Back at the homestead, we waited for our luggage some more. Finally, at 9:00pm, Ricardo got the call that our stuff had arrived and we rushed downstairs to embrace my handicapped  bag (it desperately needs some new wheels!)!! It was such a relief to finally be able to change into something cool and fresh after two days of offending the people around us ;o).
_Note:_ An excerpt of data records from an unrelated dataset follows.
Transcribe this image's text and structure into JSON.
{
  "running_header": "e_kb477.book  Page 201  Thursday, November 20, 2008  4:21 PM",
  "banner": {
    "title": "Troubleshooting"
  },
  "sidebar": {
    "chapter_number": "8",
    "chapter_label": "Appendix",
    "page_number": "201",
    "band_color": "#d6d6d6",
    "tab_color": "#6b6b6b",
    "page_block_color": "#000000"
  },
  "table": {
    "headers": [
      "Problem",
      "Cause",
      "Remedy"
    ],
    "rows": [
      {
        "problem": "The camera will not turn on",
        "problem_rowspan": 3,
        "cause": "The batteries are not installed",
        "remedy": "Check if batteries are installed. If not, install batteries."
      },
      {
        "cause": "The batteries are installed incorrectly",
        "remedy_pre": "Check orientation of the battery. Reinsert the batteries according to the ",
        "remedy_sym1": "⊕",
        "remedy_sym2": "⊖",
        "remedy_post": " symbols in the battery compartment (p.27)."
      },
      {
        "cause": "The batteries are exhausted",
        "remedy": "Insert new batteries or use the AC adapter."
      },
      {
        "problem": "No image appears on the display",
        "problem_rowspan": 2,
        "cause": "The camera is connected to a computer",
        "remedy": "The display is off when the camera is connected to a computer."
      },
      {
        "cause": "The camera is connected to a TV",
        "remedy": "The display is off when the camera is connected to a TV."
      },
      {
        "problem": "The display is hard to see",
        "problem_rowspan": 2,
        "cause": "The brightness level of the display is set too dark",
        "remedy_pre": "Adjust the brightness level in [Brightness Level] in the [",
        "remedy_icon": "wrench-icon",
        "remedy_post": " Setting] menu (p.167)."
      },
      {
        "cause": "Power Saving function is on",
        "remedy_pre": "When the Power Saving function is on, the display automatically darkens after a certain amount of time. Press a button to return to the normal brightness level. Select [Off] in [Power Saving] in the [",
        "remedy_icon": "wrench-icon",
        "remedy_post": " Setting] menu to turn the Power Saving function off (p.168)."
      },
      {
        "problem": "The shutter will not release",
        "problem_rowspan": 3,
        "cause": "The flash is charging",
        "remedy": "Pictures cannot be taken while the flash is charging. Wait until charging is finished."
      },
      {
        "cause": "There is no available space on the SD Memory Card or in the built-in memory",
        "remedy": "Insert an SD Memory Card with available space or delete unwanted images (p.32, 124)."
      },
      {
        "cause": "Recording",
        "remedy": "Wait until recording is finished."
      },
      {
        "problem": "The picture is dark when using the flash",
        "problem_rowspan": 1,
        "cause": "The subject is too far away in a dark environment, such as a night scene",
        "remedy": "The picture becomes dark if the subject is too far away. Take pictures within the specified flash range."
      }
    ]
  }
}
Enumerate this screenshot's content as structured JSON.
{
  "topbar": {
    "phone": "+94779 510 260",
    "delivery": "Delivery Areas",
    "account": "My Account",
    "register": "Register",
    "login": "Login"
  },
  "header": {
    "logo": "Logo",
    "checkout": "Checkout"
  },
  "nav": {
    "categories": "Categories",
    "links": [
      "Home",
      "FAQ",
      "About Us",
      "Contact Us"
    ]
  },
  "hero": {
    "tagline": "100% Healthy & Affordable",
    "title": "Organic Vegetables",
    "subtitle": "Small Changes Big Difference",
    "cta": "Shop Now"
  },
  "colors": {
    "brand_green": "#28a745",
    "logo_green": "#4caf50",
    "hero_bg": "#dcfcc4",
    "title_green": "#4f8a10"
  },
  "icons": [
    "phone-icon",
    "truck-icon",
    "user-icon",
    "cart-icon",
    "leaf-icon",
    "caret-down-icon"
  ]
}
After our things arrived, we decided to head out to get some sangria and maybe a bite to eat in the immediate area, but Ricardo recommended that we head of to the Born neighborhood, which was the next neighborhood over. We were met with more narrow streets, dark alleyways, and throngs of sharply-dressed people in this burgeoning and fashionable neighborhood. We felt totally out of place with my sandals and baggy shorts when everyone was dressed to the nines, but we wandered around in search of anything that was not jammed pack with people and that had some outdoor seating for us to enjoy in the comfortable weather. The tapa bars in this area were amazing full and it brought a great energy to the area.

At the same time, I felt like the neighborhood had a dark side to it. There were some really dark streets that we walked down and some shady characters that seemed to be around us all the time. After being warned repeatedly about the pickpockets, it really unnerved me when people would walk like two feet behind me. Luckily, I was with Erika (haha!) who had no problem in these situations, which was why she was the one in charge of carrying the cash and any valuables :o).

In any case, we eventually stumbled upon a culdesac that had several restaurants and we settled on pizzas and fresh sangria at Pizza Paco. This area was really hopping and it just felt great to finally be carefree, relax, and enjoy the sites and smells of Barcelona :o)

J. Riley, it was a long first day!

IVF Update

Thirteen embryos have been created. Now they're off to the lab for PGD testing! Assuming it all goes well and statistics are realistic and achievable, the embryo transfer should take place early next week. Erika, for one, can't wait to get this over with, these drugs are horrific!